WORK ITEM = Please write out the entire listing below exactly, excluding its pictures.
────────────────────
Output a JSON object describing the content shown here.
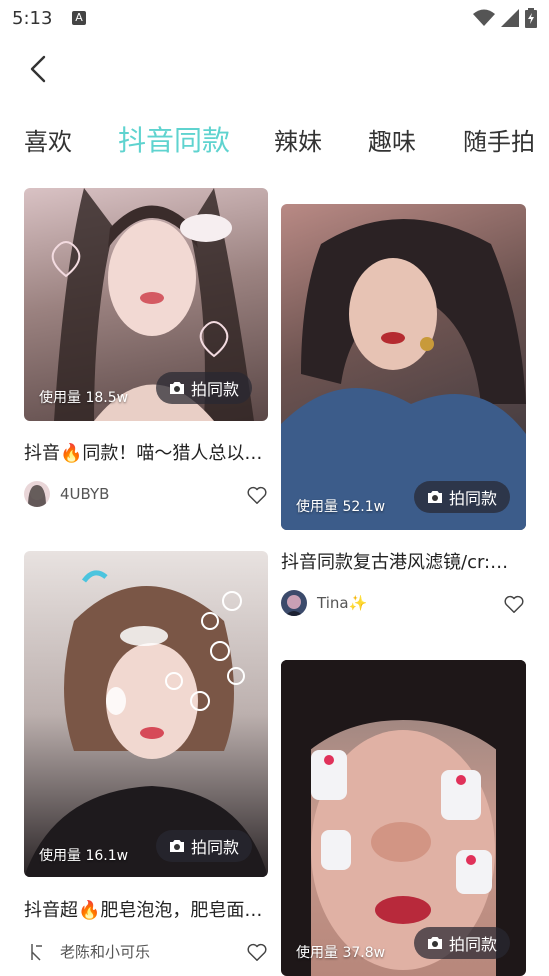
{
  "status": {
    "time": "5:13",
    "notice_glyph": "A"
  },
  "tabs": [
    {
      "label": "喜欢"
    },
    {
      "label": "抖音同款"
    },
    {
      "label": "辣妹"
    },
    {
      "label": "趣味"
    },
    {
      "label": "随手拍"
    }
  ],
  "shoot_label": "拍同款",
  "cards": [
    {
      "usage": "使用量 18.5w",
      "title": "抖音🔥同款！喵～猎人总以…",
      "author": "4UBYB"
    },
    {
      "usage": "使用量 52.1w",
      "title": "抖音同款复古港风滤镜/cr:…",
      "author": "Tina✨"
    },
    {
      "usage": "使用量 16.1w",
      "title": "抖音超🔥肥皂泡泡，肥皂面…",
      "author": "老陈和小可乐"
    },
    {
      "usage": "使用量 37.8w"
    }
  ],
  "colors": {
    "accent": "#5fd3cf"
  }
}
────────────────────
RESPONSE FOR THIS EXERCISE =
Output a JSON object describing the content shown here.
{
  "status": {
    "time": "5:13",
    "notice_glyph": "A"
  },
  "tabs": [
    {
      "label": "喜欢"
    },
    {
      "label": "抖音同款"
    },
    {
      "label": "辣妹"
    },
    {
      "label": "趣味"
    },
    {
      "label": "随手拍"
    }
  ],
  "shoot_label": "拍同款",
  "cards": [
    {
      "usage": "使用量 18.5w",
      "title": "抖音🔥同款！喵～猎人总以…",
      "author": "4UBYB"
    },
    {
      "usage": "使用量 52.1w",
      "title": "抖音同款复古港风滤镜/cr:…",
      "author": "Tina✨"
    },
    {
      "usage": "使用量 16.1w",
      "title": "抖音超🔥肥皂泡泡，肥皂面…",
      "author": "老陈和小可乐"
    },
    {
      "usage": "使用量 37.8w"
    }
  ],
  "colors": {
    "accent": "#5fd3cf"
  }
}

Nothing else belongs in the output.